» **TASK ITEM**
Output, word for word, the line that contains "What's the underlying" and all lines following it to the end of the listing. Drop the pictures.

» **THE DATA**
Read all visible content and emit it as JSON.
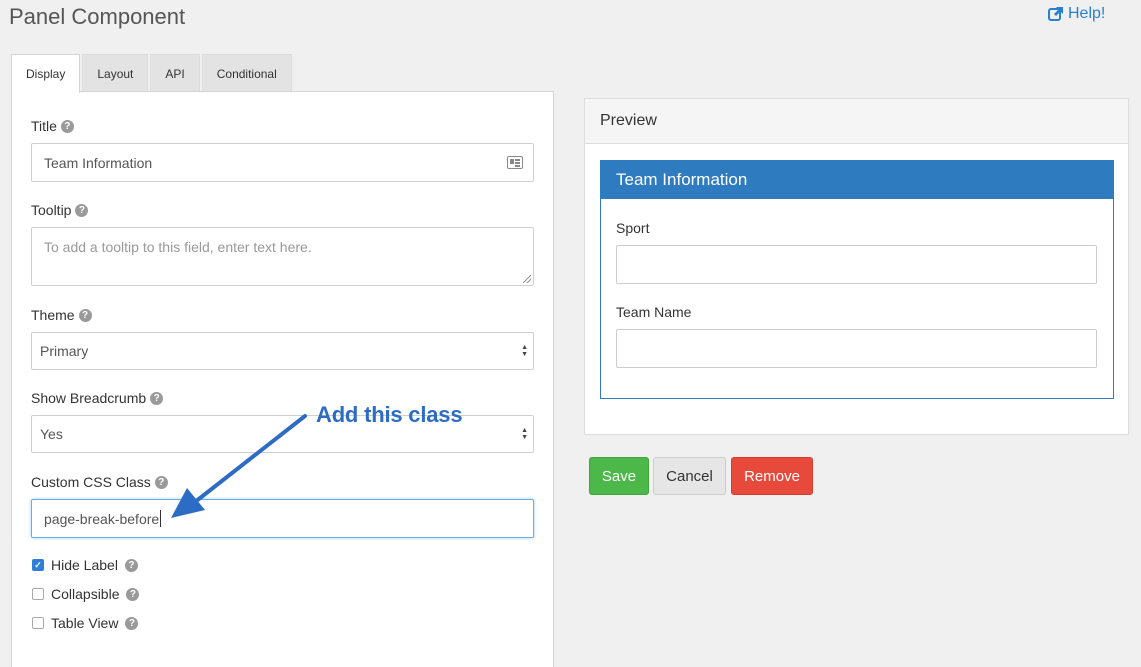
{
  "header": {
    "title": "Panel Component",
    "help_label": "Help!"
  },
  "tabs": [
    {
      "label": "Display",
      "active": true
    },
    {
      "label": "Layout",
      "active": false
    },
    {
      "label": "API",
      "active": false
    },
    {
      "label": "Conditional",
      "active": false
    }
  ],
  "form": {
    "title": {
      "label": "Title",
      "value": "Team Information"
    },
    "tooltip": {
      "label": "Tooltip",
      "placeholder": "To add a tooltip to this field, enter text here."
    },
    "theme": {
      "label": "Theme",
      "value": "Primary"
    },
    "breadcrumb": {
      "label": "Show Breadcrumb",
      "value": "Yes"
    },
    "css_class": {
      "label": "Custom CSS Class",
      "value": "page-break-before"
    },
    "checkboxes": [
      {
        "label": "Hide Label",
        "checked": true
      },
      {
        "label": "Collapsible",
        "checked": false
      },
      {
        "label": "Table View",
        "checked": false
      }
    ]
  },
  "annotation": {
    "text": "Add this class",
    "color": "#2d6cc4"
  },
  "preview": {
    "heading": "Preview",
    "panel_title": "Team Information",
    "fields": [
      {
        "label": "Sport"
      },
      {
        "label": "Team Name"
      }
    ]
  },
  "buttons": {
    "save": "Save",
    "cancel": "Cancel",
    "remove": "Remove"
  },
  "colors": {
    "accent": "#2f7bbf",
    "save": "#4cb849",
    "remove": "#e74a3b",
    "link": "#2a7fd1"
  }
}
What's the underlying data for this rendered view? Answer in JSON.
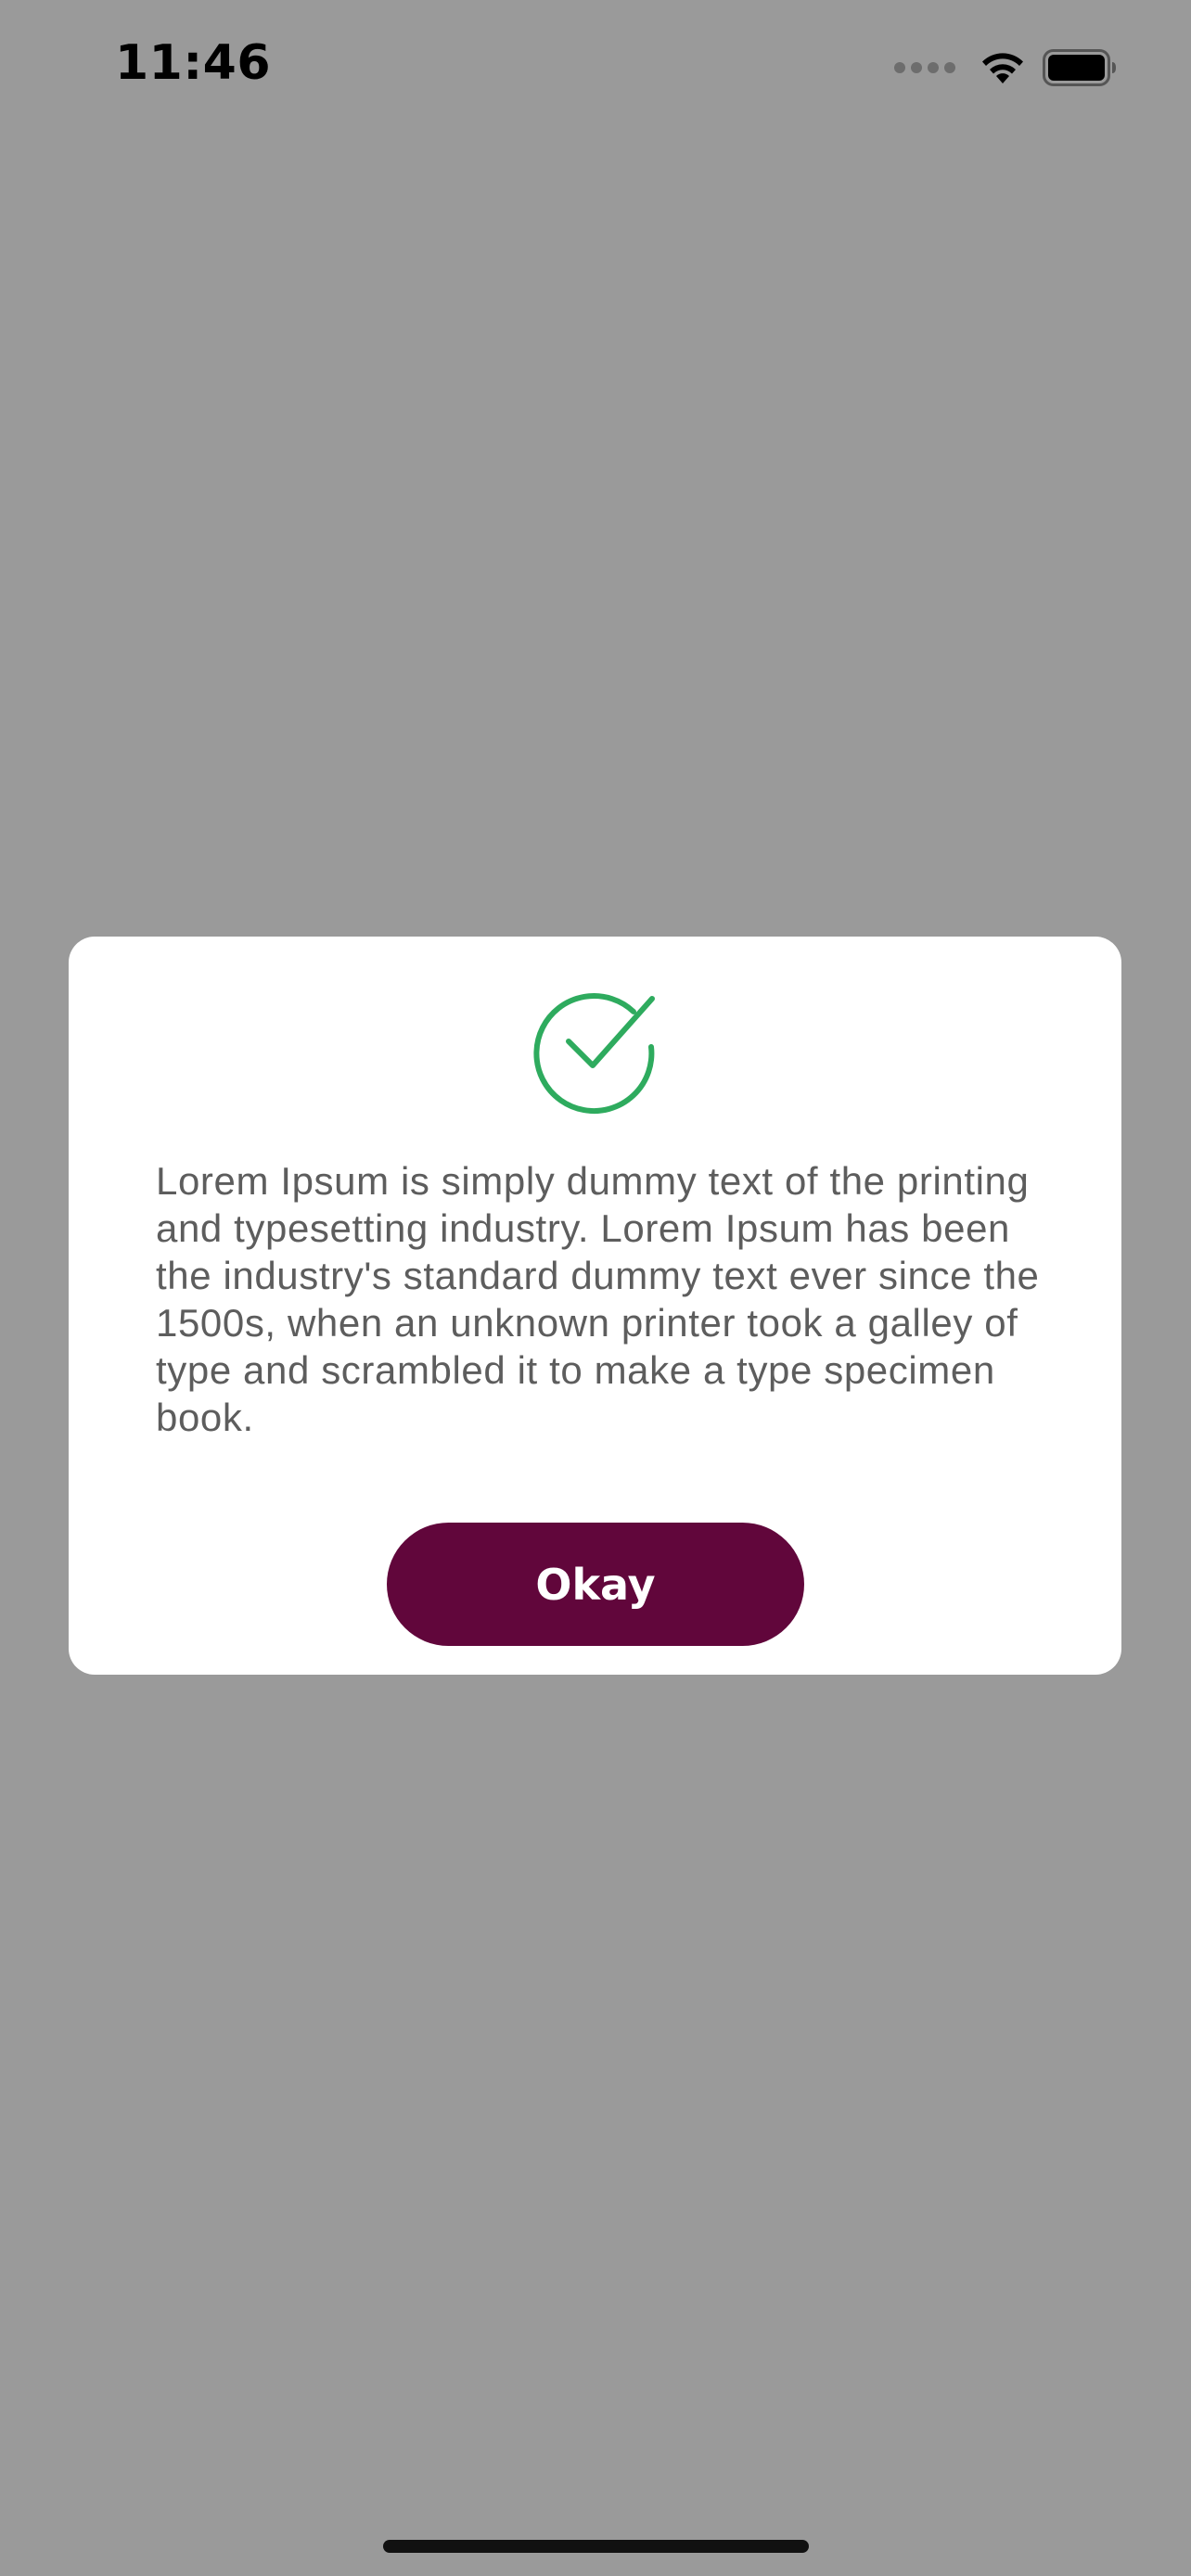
{
  "status_bar": {
    "time": "11:46"
  },
  "icons": {
    "signal": "signal-dots-icon",
    "wifi": "wifi-icon",
    "battery": "battery-icon",
    "success": "check-circle-icon"
  },
  "dialog": {
    "message": "Lorem Ipsum is simply dummy text of the printing and typesetting industry. Lorem Ipsum has been the industry's standard dummy text ever since the 1500s, when an unknown printer took a galley of type and scrambled it to make a type specimen book.",
    "button_label": "Okay"
  },
  "colors": {
    "overlay": "#9a9a9a",
    "success_green": "#2eab5e",
    "button_bg": "#61063b",
    "message_text": "#5d5d5d"
  }
}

» **WRITTEN SOLUTION**
What's the underlying data for this rendered view? Answer in JSON.
{
  "status_bar": {
    "time": "11:46"
  },
  "icons": {
    "signal": "signal-dots-icon",
    "wifi": "wifi-icon",
    "battery": "battery-icon",
    "success": "check-circle-icon"
  },
  "dialog": {
    "message": "Lorem Ipsum is simply dummy text of the printing and typesetting industry. Lorem Ipsum has been the industry's standard dummy text ever since the 1500s, when an unknown printer took a galley of type and scrambled it to make a type specimen book.",
    "button_label": "Okay"
  },
  "colors": {
    "overlay": "#9a9a9a",
    "success_green": "#2eab5e",
    "button_bg": "#61063b",
    "message_text": "#5d5d5d"
  }
}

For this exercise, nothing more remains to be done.